▸ Task to complete
Report the lines of the data below that contain the string "title".

▸ Stored data
* * * * *

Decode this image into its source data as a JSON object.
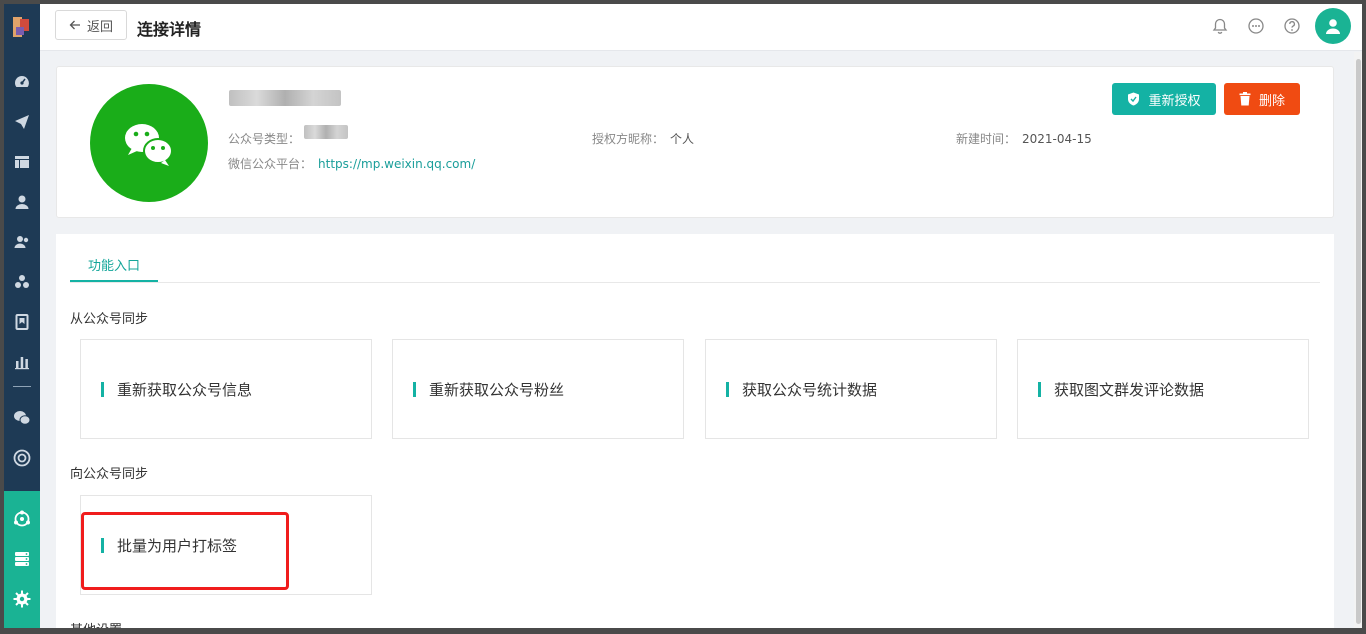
{
  "header": {
    "back_label": "返回",
    "title": "连接详情"
  },
  "account": {
    "type_label": "公众号类型：",
    "nickname_label": "授权方昵称：",
    "nickname_value": "个人",
    "created_label": "新建时间：",
    "created_value": "2021-04-15",
    "platform_label": "微信公众平台：",
    "platform_url": "https://mp.weixin.qq.com/"
  },
  "actions": {
    "reauth_label": "重新授权",
    "delete_label": "删除"
  },
  "tabs": [
    {
      "label": "功能入口"
    }
  ],
  "sections": [
    {
      "title": "从公众号同步",
      "items": [
        "重新获取公众号信息",
        "重新获取公众号粉丝",
        "获取公众号统计数据",
        "获取图文群发评论数据"
      ]
    },
    {
      "title": "向公众号同步",
      "items": [
        "批量为用户打标签"
      ]
    },
    {
      "title": "其他设置"
    }
  ],
  "colors": {
    "accent": "#14b2a4",
    "danger": "#f04b12",
    "sidebar": "#1e3a55",
    "wechat": "#1aad19",
    "highlight": "#f01c1c"
  }
}
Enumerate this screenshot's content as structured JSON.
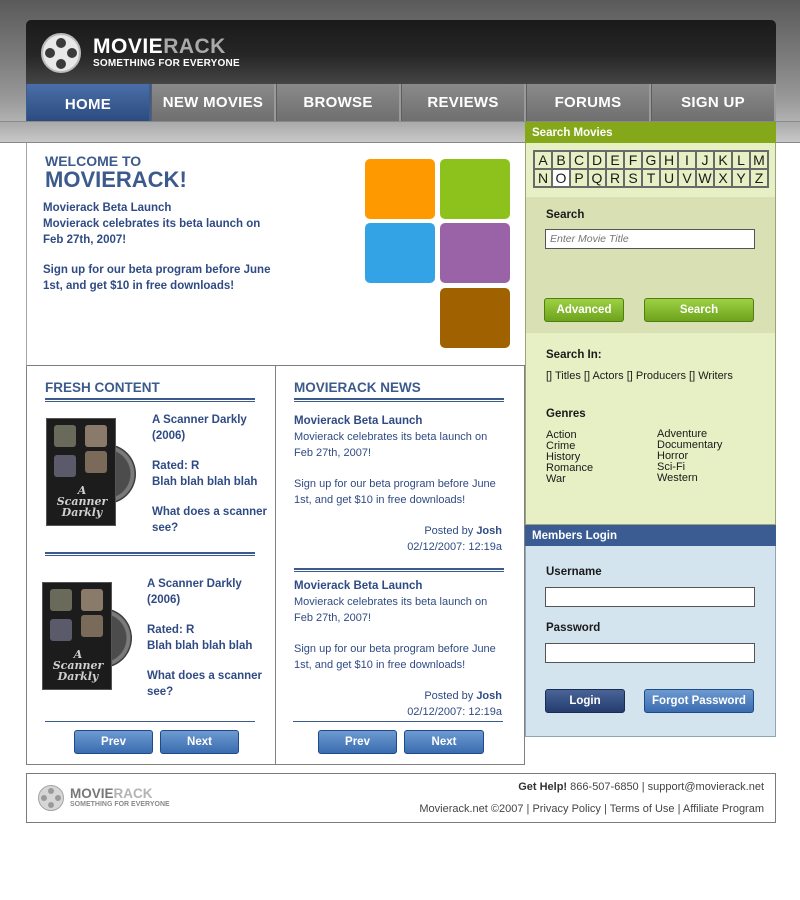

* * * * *

▸ Answer below
    "title": "连接详情"
      "title": "从公众号同步",
      "title": "向公众号同步",
      "title": "其他设置"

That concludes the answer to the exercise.